▶ WHAT IS NEEDED
Down to the final line, reproduce the entries that follow exactly.

Data records for software interfaces:

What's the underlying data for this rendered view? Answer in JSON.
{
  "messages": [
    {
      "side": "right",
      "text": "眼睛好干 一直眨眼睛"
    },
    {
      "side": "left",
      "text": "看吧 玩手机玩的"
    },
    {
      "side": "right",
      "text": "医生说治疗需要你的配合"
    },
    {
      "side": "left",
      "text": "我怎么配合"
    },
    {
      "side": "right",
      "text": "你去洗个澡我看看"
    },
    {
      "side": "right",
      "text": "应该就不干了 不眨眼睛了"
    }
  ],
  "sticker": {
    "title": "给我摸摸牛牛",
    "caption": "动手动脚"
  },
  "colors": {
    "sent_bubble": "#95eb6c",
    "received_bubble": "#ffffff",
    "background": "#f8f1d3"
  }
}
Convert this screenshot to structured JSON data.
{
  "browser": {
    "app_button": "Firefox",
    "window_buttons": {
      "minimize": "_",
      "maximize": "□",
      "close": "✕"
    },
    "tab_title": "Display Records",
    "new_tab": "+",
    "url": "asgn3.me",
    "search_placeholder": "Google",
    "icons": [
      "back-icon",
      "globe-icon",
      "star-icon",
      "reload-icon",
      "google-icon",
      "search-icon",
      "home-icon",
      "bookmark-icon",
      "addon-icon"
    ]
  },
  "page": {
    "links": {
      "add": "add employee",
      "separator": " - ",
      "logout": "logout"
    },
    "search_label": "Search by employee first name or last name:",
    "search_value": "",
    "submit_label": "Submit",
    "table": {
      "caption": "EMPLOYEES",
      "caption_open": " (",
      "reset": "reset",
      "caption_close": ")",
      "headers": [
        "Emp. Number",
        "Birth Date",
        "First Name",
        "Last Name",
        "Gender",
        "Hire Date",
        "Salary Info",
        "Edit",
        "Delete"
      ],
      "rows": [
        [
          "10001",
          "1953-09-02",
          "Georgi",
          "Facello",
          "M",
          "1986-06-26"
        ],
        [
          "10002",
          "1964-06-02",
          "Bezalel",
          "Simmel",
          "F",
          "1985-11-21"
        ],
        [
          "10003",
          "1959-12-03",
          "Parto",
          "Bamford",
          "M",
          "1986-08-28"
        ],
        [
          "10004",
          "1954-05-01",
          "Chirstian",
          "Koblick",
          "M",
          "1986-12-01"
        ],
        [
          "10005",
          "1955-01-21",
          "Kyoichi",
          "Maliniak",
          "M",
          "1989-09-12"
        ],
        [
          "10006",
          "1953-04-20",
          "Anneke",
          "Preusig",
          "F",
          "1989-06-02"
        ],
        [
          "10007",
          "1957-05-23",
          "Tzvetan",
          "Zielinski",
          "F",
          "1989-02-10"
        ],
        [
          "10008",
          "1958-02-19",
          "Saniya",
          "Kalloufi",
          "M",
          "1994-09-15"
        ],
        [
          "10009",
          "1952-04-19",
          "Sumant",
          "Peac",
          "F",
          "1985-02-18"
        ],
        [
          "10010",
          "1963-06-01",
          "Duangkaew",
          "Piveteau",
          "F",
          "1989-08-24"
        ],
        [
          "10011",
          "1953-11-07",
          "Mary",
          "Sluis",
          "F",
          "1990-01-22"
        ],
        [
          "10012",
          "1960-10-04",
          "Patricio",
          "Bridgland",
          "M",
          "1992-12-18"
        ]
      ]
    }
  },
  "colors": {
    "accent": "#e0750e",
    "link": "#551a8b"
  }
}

▶ TASK ANSWER
What's the underlying data for this rendered view? Answer in JSON.
{
  "messages": [
    {
      "side": "right",
      "text": "眼睛好干 一直眨眼睛"
    },
    {
      "side": "left",
      "text": "看吧 玩手机玩的"
    },
    {
      "side": "right",
      "text": "医生说治疗需要你的配合"
    },
    {
      "side": "left",
      "text": "我怎么配合"
    },
    {
      "side": "right",
      "text": "你去洗个澡我看看"
    },
    {
      "side": "right",
      "text": "应该就不干了 不眨眼睛了"
    }
  ],
  "sticker": {
    "title": "给我摸摸牛牛",
    "caption": "动手动脚"
  },
  "colors": {
    "sent_bubble": "#95eb6c",
    "received_bubble": "#ffffff",
    "background": "#f8f1d3"
  }
}
Convert this screenshot to structured JSON data.
{
  "browser": {
    "app_button": "Firefox",
    "window_buttons": {
      "minimize": "_",
      "maximize": "□",
      "close": "✕"
    },
    "tab_title": "Display Records",
    "new_tab": "+",
    "url": "asgn3.me",
    "search_placeholder": "Google",
    "icons": [
      "back-icon",
      "globe-icon",
      "star-icon",
      "reload-icon",
      "google-icon",
      "search-icon",
      "home-icon",
      "bookmark-icon",
      "addon-icon"
    ]
  },
  "page": {
    "links": {
      "add": "add employee",
      "separator": " - ",
      "logout": "logout"
    },
    "search_label": "Search by employee first name or last name:",
    "search_value": "",
    "submit_label": "Submit",
    "table": {
      "caption": "EMPLOYEES",
      "caption_open": " (",
      "reset": "reset",
      "caption_close": ")",
      "headers": [
        "Emp. Number",
        "Birth Date",
        "First Name",
        "Last Name",
        "Gender",
        "Hire Date",
        "Salary Info",
        "Edit",
        "Delete"
      ],
      "rows": [
        [
          "10001",
          "1953-09-02",
          "Georgi",
          "Facello",
          "M",
          "1986-06-26"
        ],
        [
          "10002",
          "1964-06-02",
          "Bezalel",
          "Simmel",
          "F",
          "1985-11-21"
        ],
        [
          "10003",
          "1959-12-03",
          "Parto",
          "Bamford",
          "M",
          "1986-08-28"
        ],
        [
          "10004",
          "1954-05-01",
          "Chirstian",
          "Koblick",
          "M",
          "1986-12-01"
        ],
        [
          "10005",
          "1955-01-21",
          "Kyoichi",
          "Maliniak",
          "M",
          "1989-09-12"
        ],
        [
          "10006",
          "1953-04-20",
          "Anneke",
          "Preusig",
          "F",
          "1989-06-02"
        ],
        [
          "10007",
          "1957-05-23",
          "Tzvetan",
          "Zielinski",
          "F",
          "1989-02-10"
        ],
        [
          "10008",
          "1958-02-19",
          "Saniya",
          "Kalloufi",
          "M",
          "1994-09-15"
        ],
        [
          "10009",
          "1952-04-19",
          "Sumant",
          "Peac",
          "F",
          "1985-02-18"
        ],
        [
          "10010",
          "1963-06-01",
          "Duangkaew",
          "Piveteau",
          "F",
          "1989-08-24"
        ],
        [
          "10011",
          "1953-11-07",
          "Mary",
          "Sluis",
          "F",
          "1990-01-22"
        ],
        [
          "10012",
          "1960-10-04",
          "Patricio",
          "Bridgland",
          "M",
          "1992-12-18"
        ]
      ]
    }
  },
  "colors": {
    "accent": "#e0750e",
    "link": "#551a8b"
  }
}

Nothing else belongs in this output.